Continue Reading First District Holds CEQA’s Substantive Requirements Apply to Environmental Documentation of State Agency Acting Under Certified State Regulatory Program, Directs Issuance of Writ Setting Aside Inadequately Reviewed Pesticide Label Approvals

On May 2, 2017, the Fifth District Court of Appeal vacated its earlier order and writ, and on May 5 it granted Respondents’ request for rehearing in the CEQA litigation entitled Poet, LLC v. State Air Resources Board, et al. (“POET II”) (5th Dist. 2017) 12 Cal.App.5th 52, Case No. F073340.  Upon granting various requests for judicial notice of the parties, the Court resubmitted the cause without further briefing on May 24, and issued its modified published opinion (with no change in the result) on May 30, 2017.

Continue Reading Fifth District Grants Rehearing, Vacates Prior Published Opinion, and Issues Slightly Modified Published Opinion in POET II CEQA Litigation

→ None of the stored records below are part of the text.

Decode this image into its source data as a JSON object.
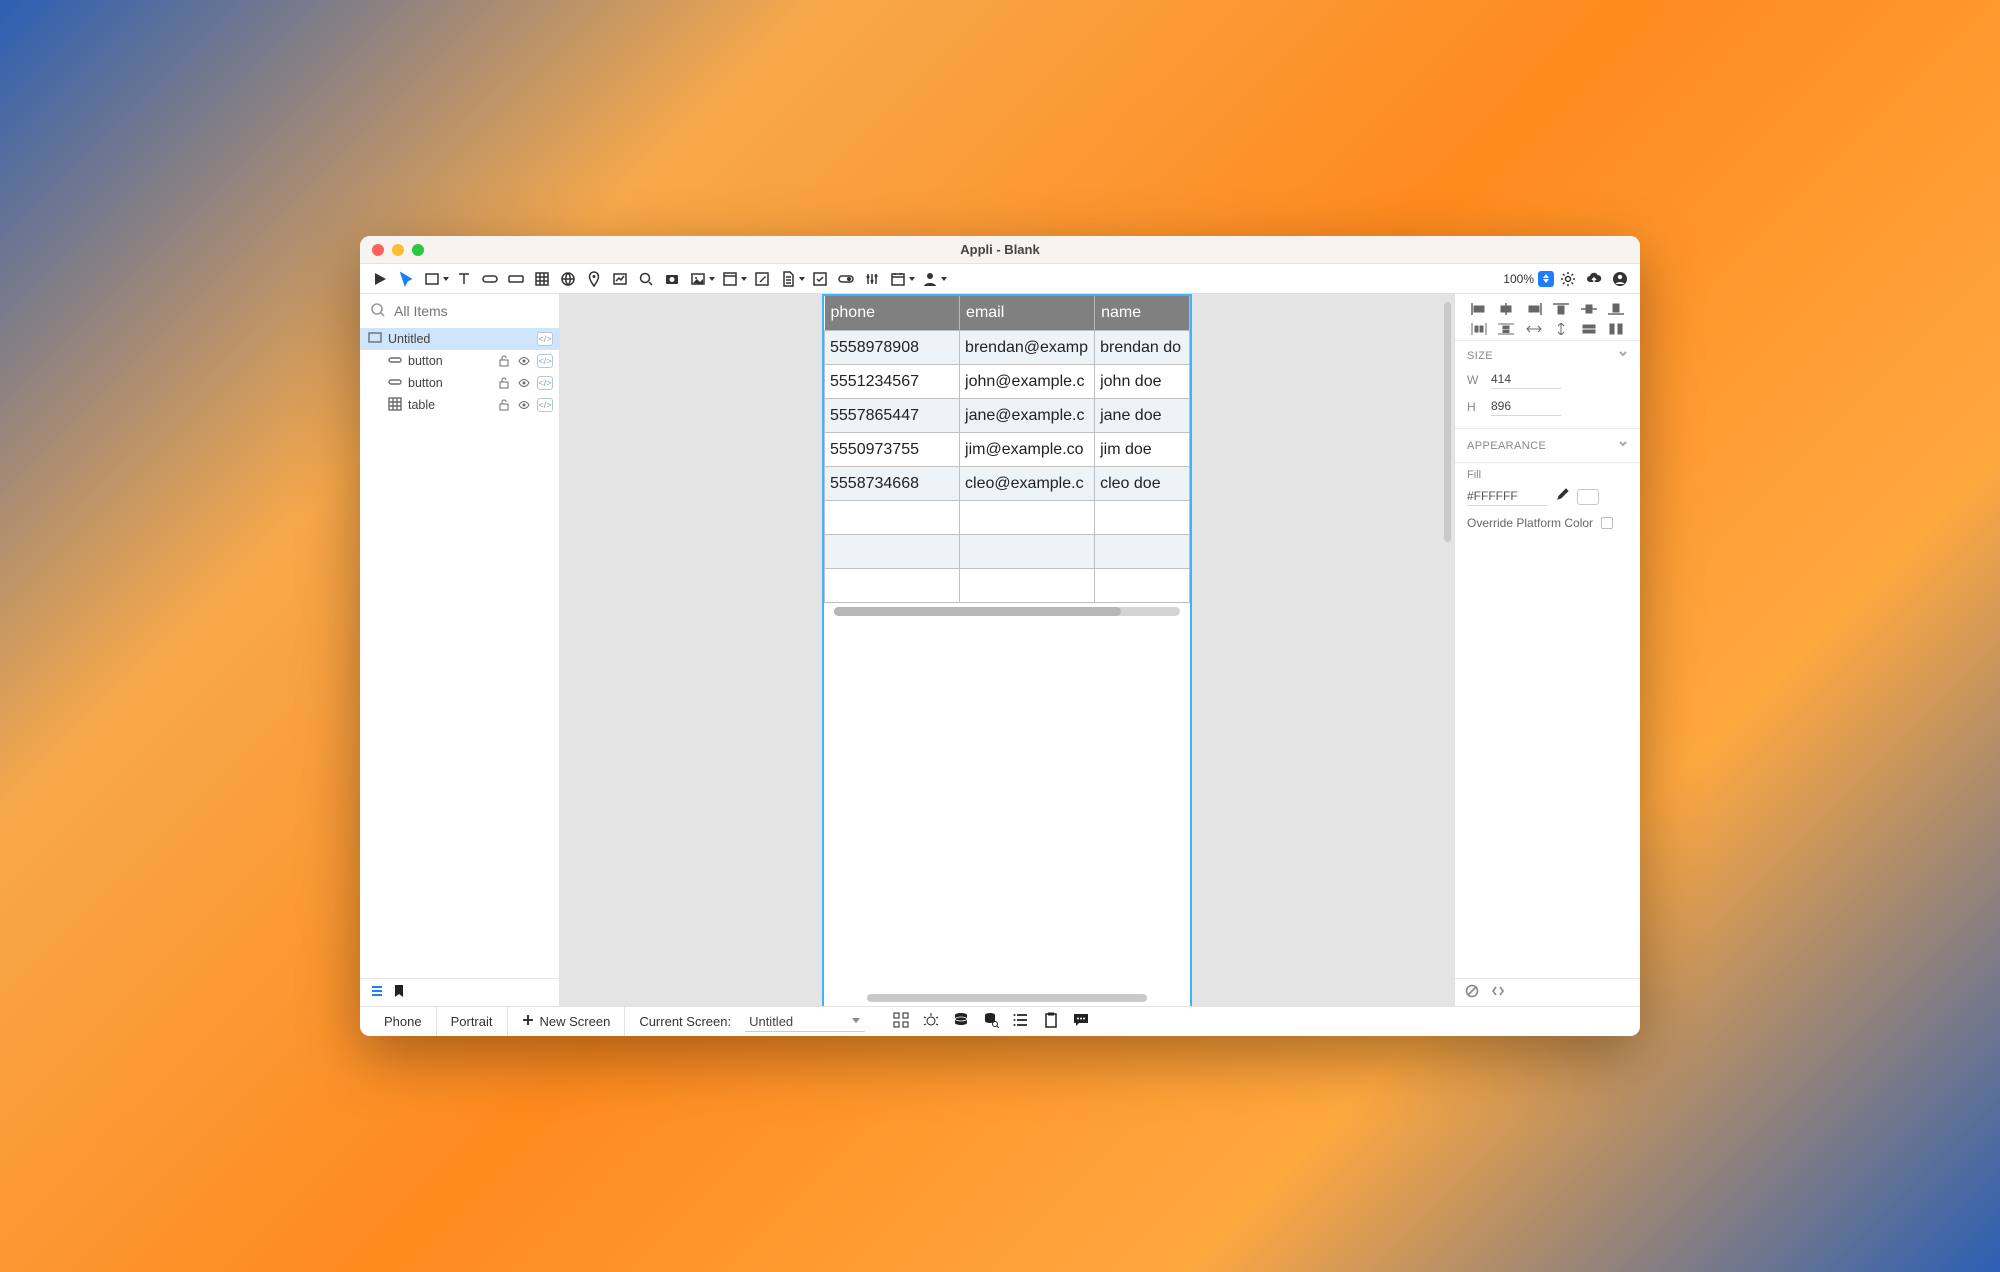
{
  "window_title": "Appli - Blank",
  "toolbar": {
    "zoom": "100%"
  },
  "sidebar": {
    "search_placeholder": "All Items",
    "items": [
      {
        "label": "Untitled",
        "kind": "screen",
        "selected": true
      },
      {
        "label": "button",
        "kind": "button"
      },
      {
        "label": "button",
        "kind": "button"
      },
      {
        "label": "table",
        "kind": "table"
      }
    ]
  },
  "canvas": {
    "table": {
      "columns": [
        "phone",
        "email",
        "name"
      ],
      "rows": [
        {
          "phone": "5558978908",
          "email": "brendan@examp",
          "name": "brendan do"
        },
        {
          "phone": "5551234567",
          "email": "john@example.c",
          "name": "john doe"
        },
        {
          "phone": "5557865447",
          "email": "jane@example.c",
          "name": "jane doe"
        },
        {
          "phone": "5550973755",
          "email": "jim@example.co",
          "name": "jim doe"
        },
        {
          "phone": "5558734668",
          "email": "cleo@example.c",
          "name": "cleo doe"
        },
        {
          "phone": "",
          "email": "",
          "name": ""
        },
        {
          "phone": "",
          "email": "",
          "name": ""
        },
        {
          "phone": "",
          "email": "",
          "name": ""
        }
      ]
    }
  },
  "inspector": {
    "size_label": "SIZE",
    "w_label": "W",
    "w_value": "414",
    "h_label": "H",
    "h_value": "896",
    "appearance_label": "APPEARANCE",
    "fill_label": "Fill",
    "fill_value": "#FFFFFF",
    "override_label": "Override Platform Color"
  },
  "statusbar": {
    "device": "Phone",
    "orientation": "Portrait",
    "new_screen": "New Screen",
    "current_screen_label": "Current Screen:",
    "current_screen_value": "Untitled"
  }
}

In a detailed 66-page published opinion filed April 10, 2017, the Fifth District Court of Appeal reversed the trial court’s order discharging a writ of mandate that was issued to compel the California Air Resources Board (“CARB”) to correct CEQA violations in connection with its 2009 adoption of low carbon fuel standards (“LCFS”) regulations.  POET, LLC v. State Air Resources Board (National Resources Defense Council, Inc., Intervenor and Respondent) (2017) 10 Cal.App.5th 764, Case No. F073340  (“POET II”).  The CEQA violations resulting in the writ were discussed in the Court of Appeal’s earlier published opinion, POET, LLC. V. State Air Resources Bd. (2013) 218 Cal.App.4th 68 (“POET I”), which was summarized in my blog post here.

Continue Reading CARB Violated CEQA and Writ in LCFS Litigation, Holds Fifth District, While Leaving New 2015 Regs in Effect

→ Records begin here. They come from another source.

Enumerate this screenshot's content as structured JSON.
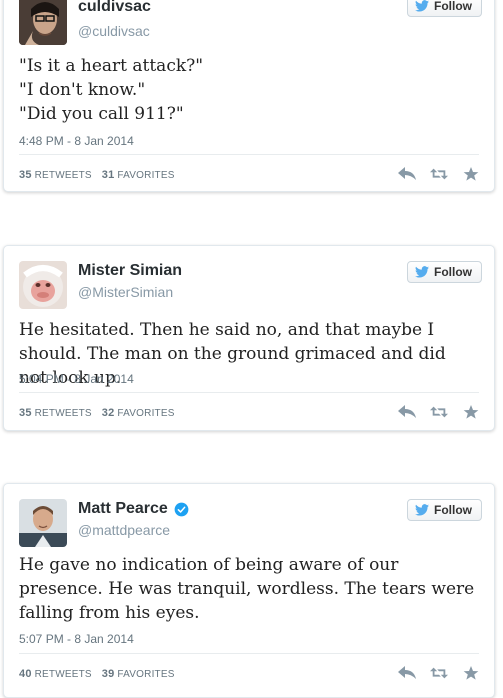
{
  "tweets": [
    {
      "display_name": "culdivsac",
      "handle": "@culdivsac",
      "text": "\"Is it a heart attack?\"\n\"I don't know.\"\n\"Did you call 911?\"",
      "timestamp": "4:48 PM - 8 Jan 2014",
      "retweets": "35",
      "retweets_label": "RETWEETS",
      "favorites": "31",
      "favorites_label": "FAVORITES",
      "follow_label": "Follow",
      "verified": false
    },
    {
      "display_name": "Mister Simian",
      "handle": "@MisterSimian",
      "text": "He hesitated. Then he said no, and that maybe I should. The man on the ground grimaced and did not look up.",
      "timestamp": "5:04 PM - 8 Jan 2014",
      "retweets": "35",
      "retweets_label": "RETWEETS",
      "favorites": "32",
      "favorites_label": "FAVORITES",
      "follow_label": "Follow",
      "verified": false
    },
    {
      "display_name": "Matt Pearce",
      "handle": "@mattdpearce",
      "text": "He gave no indication of being aware of our presence. He was tranquil, wordless. The tears were falling from his eyes.",
      "timestamp": "5:07 PM - 8 Jan 2014",
      "retweets": "40",
      "retweets_label": "RETWEETS",
      "favorites": "39",
      "favorites_label": "FAVORITES",
      "follow_label": "Follow",
      "verified": true
    }
  ],
  "icons": {
    "follow": "twitter-bird-icon",
    "reply": "reply-icon",
    "retweet": "retweet-icon",
    "favorite": "star-icon",
    "verified": "verified-badge-icon"
  },
  "colors": {
    "twitter_blue": "#55acee",
    "verified_blue": "#1da1f2",
    "action_gray": "#8899a6"
  }
}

Like the fable of the blind men and the elephant, CEQA’s prohibition on “piecemealing” of environmental review is animated by a basic recognition that the “whole” of an action under review is greater than its individual parts viewed separately.  (The same important insight also underlies CEQA’s requirement to analyze a project’s cumulative impacts.)  But CEQA’s expansive and rather amorphous definition of what constitutes a “project” ensures that its piecemealing rule shares another similarity with the famous fable:  what conduct constitutes improper piecemealing often appears to be in the “eye of the beholder” and individual perceptions can differ greatly based on more-or-less subjective factors.  Appellate courts have long wrestled with application of the relevant legal principles, which essentially attempt to prohibit a lead agency’s “chopping up” of a project into smaller components so that it can turn a “blind eye” to reasonably foreseeable environmental impacts of the “whole” action.

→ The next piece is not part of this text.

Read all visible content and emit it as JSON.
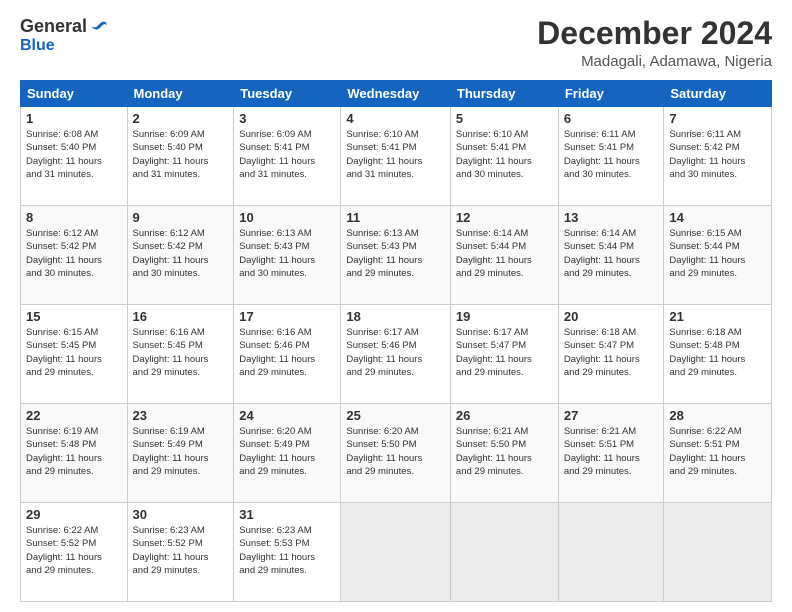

On March 30, 2017, the Sixth District Court of Appeal issued a published opinion that rejected piecemealing and other CEQA challenges raised by the plaintiff/appellant group Aptos Council to several zoning ordinance amendments separately adopted and reviewed for CEQA purposes by the County of Santa Cruz; the enactments addressed discrete topics, but were all initiated by County as part of its general “regulatory reform” effort to “modernize, clarify, streamline and/or provide [clear] standards” for its land use regulations.  Aptos Council v. County of Santa Cruz (2017) 10 Cal.App.5th 266.

Continue Reading Sixth District Rejects “Piecemealing” and Other CEQA Challenges to Ordinances Enacted Pursuant to Santa Cruz County’s Zoning Modernization Effort

On December 14, 2016, the California Supreme Court denied review and ordered depublished the Sixth District Court of Appeal’s opinion in Bay Area Clean Environment, Inc. v. Santa Clara County, which was previously filed on August 31, 2016 and published at 2 Cal.App.5th 1197.  (See, Supreme Court’s Orders of 12/14 and 12/21/16 in Case No. S237709.)  Accordingly, the result in the case remains the same and is final and binding on the parties, but the Court of Appeal’s opinion is no longer published or citable as precedent in other cases.

Continue Reading Another One Bites the Dust: Supreme Court Denies Review and Depublishes Sixth District’s SMARA/CEQA Opinion Upholding Permanente Quarry Reclamation Plan Amendment and Related EIR